- [WHAT YOU NEED TO DO]
In the records, find every line with the word "content" and copy it out.

----- DATA FOR THIS EXERCISE -----

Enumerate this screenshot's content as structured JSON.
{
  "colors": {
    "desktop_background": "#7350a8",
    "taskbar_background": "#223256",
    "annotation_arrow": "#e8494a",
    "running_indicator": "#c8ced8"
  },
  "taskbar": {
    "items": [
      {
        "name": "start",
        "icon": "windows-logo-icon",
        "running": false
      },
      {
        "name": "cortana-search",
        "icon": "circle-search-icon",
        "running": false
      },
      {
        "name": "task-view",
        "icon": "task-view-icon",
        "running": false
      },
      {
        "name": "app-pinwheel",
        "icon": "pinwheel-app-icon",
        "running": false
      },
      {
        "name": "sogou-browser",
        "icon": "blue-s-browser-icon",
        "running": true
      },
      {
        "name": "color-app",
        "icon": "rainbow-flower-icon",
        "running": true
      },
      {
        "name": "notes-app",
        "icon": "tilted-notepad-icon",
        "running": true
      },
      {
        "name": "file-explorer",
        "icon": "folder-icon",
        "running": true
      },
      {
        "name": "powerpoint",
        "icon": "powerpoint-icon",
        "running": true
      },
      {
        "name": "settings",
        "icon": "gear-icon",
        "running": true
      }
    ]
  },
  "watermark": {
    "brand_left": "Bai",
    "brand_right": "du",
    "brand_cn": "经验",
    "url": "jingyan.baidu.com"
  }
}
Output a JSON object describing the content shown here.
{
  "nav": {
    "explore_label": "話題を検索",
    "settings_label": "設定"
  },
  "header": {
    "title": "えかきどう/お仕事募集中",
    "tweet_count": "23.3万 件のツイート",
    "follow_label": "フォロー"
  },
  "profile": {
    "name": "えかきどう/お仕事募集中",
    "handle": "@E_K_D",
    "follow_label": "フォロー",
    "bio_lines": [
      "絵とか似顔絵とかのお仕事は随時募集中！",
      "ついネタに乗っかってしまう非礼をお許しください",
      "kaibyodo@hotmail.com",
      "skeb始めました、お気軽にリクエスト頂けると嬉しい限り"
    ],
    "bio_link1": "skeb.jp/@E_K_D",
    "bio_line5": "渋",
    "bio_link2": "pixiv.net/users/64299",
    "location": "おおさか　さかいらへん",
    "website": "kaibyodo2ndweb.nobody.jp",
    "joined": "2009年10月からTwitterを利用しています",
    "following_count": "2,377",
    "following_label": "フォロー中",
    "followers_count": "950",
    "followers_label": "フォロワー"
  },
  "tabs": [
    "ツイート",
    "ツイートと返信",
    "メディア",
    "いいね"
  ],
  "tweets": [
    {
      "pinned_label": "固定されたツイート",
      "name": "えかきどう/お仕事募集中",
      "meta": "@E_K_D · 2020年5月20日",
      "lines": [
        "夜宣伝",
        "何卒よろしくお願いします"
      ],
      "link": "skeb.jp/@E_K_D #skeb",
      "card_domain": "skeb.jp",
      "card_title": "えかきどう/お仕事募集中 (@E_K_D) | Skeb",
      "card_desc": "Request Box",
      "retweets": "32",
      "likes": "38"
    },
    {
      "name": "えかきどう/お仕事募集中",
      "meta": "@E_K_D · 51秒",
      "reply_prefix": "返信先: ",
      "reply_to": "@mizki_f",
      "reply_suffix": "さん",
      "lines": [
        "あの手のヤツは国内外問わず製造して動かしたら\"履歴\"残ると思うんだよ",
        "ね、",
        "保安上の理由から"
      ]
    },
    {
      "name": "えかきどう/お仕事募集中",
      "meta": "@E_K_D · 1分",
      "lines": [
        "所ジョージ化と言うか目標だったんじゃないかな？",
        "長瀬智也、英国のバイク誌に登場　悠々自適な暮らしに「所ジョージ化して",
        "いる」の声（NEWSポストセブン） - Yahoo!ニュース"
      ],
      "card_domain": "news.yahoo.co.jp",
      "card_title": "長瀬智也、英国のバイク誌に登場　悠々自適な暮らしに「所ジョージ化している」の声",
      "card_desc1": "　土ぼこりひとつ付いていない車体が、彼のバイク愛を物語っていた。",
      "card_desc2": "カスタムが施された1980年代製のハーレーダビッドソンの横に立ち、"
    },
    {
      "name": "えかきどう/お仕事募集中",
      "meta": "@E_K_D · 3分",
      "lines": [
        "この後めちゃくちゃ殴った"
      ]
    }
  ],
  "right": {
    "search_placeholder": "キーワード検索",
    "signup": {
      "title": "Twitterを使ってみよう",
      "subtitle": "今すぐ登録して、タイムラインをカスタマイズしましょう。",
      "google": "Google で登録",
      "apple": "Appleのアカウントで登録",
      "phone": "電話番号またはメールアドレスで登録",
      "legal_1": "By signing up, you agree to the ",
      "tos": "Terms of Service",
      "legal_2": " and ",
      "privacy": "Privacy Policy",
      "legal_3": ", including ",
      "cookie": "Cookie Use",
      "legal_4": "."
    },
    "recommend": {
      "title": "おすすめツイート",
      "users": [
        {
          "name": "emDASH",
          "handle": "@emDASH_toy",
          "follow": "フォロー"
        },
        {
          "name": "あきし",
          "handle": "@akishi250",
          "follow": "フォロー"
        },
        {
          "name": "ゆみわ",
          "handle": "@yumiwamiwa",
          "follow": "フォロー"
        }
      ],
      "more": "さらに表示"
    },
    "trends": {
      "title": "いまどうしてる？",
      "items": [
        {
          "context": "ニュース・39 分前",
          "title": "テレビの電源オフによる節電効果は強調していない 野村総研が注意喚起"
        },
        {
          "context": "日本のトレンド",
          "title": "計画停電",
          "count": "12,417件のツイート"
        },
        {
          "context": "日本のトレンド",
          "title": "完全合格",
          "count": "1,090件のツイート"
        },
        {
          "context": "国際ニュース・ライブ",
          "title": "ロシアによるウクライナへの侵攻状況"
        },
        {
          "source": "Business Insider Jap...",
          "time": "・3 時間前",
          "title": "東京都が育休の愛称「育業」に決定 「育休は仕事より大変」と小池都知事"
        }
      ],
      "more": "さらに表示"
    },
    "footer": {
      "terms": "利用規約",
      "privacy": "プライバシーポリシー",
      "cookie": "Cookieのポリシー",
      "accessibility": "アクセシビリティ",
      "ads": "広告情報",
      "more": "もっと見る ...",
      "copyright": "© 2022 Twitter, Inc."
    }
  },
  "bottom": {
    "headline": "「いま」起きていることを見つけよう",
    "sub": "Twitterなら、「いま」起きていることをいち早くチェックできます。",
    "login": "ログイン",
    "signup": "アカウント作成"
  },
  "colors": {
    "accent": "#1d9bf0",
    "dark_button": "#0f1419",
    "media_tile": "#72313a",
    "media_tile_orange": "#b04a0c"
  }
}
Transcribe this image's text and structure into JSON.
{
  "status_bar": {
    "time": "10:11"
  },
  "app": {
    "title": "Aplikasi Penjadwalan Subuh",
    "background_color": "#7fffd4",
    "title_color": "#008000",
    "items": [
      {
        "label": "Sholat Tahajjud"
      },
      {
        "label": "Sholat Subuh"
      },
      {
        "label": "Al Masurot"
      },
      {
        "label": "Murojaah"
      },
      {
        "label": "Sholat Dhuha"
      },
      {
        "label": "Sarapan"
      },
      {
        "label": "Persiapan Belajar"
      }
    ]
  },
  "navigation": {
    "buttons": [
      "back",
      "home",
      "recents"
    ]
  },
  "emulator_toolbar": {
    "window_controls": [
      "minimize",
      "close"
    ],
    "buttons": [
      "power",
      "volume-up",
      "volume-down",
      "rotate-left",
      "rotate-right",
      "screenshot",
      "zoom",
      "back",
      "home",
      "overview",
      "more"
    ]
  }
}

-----

- [OUTPUT]
Enumerate this screenshot's content as structured JSON.
Output a JSON object describing the content shown here.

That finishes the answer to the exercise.